The latest rumored coaches surrounding the Vegas Golden Knights are well known names around the NHL. The Hockey News reported Former Flyers coach Craig Berube and Canadiens associate coach Kirk Muller are considered Vegas candidates. The other name being whispered around is former Panthers coach Gerard Gallant. None of these names should surprise you and there’s a good chance one of them could be on the Golden Knights bench next October.
Ottawa Sun’s Bruce Garrioch reported George McPhee created a list of potential coaching candidates. Apparently, Berube and Muller are on that list. Other rumored possibilities are Kevin Dineen, Paul McLean, Davis Payne and Gallant. Most names being rumored are offensive style coaches. Berube however, was a coach that struggled to get offense from Philadelphia, which is why I believe hiring him would be the wrong move for the Golden Knights.
Berube took over the Flyers bench in 2013, three games into the season. He led Philadelphia to the playoffs, but the Flyers were dispatched in seven games by the Rangers The following season the Flyers finished with 84 points, 14 shy of a playoff berth. He was let go shorty after that second season.
Critics argued he couldn’t get enough offense out of his team, wore down his goalie, and didn’t adjust to today’s NHL. To me, those are red-flags you just can’t look past when considering the inaugural coach for the Golden Knights.
NHL players today are much different from the league Berube played in. He was the type of player that gave his body up every night for his team. However, a nightly discussion happening in all locker rooms is work-to-rest ratio. Something Berube could never get his head around. The Flyers were worn out late in the season, losing 15 out of their last 22 games in ’14-’15. Berube’s team went from clear in late February to missing the playoffs by a wide margin.
Work-to-rest is a relatively new concept NHL teams have adopted from other sports. Trainers believe resting periods are just as important as practice throughout a lengthy 82 game season.
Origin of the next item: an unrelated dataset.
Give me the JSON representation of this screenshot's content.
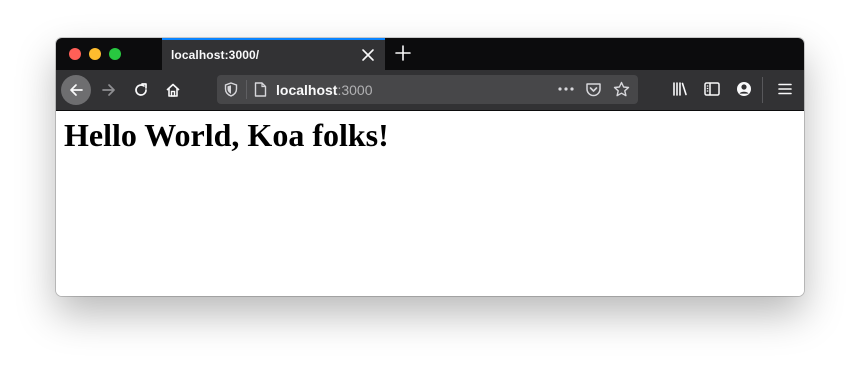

Teams strive to take better care of their players in anticipation for an extensive run. Berube didn’t prepare his team for the bigger picture and they faded majorly down the stretch.
Another slam on Berube’s coaching tenure was his horrendous record in shootouts. During his two season tenure, the Flyers went 6-19 in shootout. Love it or hate it, shootouts are a big part of the NHL regular season. Apparently another part of the game Berube couldn’t adjust to.
If you put too much pressure on these guys in the shootout they’re not going to perform anyhow. Basically it comes down to a mental thing. Claude Giroux is one of the guys who was so reliable in the shootout years ago. He could go down and he always made a nice move, a nice play, and scored. And this year it got to him mentally that every time he went down, he kind of just wanted to get it over with it seemed like. He lost his confidence. It’s a confidence thing. Shootouts are a skill. It’s nothing more than a skill and I think that we didn’t have enough guys that could perform in that area. -Craig Berube
It’s clear Berube doesn’t care for the shootout and didn’t pay enough attention to it. If he realized his best player lost his confidence, then why put him out there? Why not focus some time in practice? Why not bring up a younger player specifically for shootout impact? In today’s NHL, a team cannot go into the extra frame knowing they won’t win in a shootout.
Of course, many coaches learn from past results, and Berube could be one of them. But when the constant knock on a guy is his inability to adjust, I highly doubt learning from mistakes is a strong suit. If Berube continues to coach like he played, it’ll be tough for his teams to succeed.
His name might be on McPhee’s list, but for our sake let’s hope it’s written in pencil.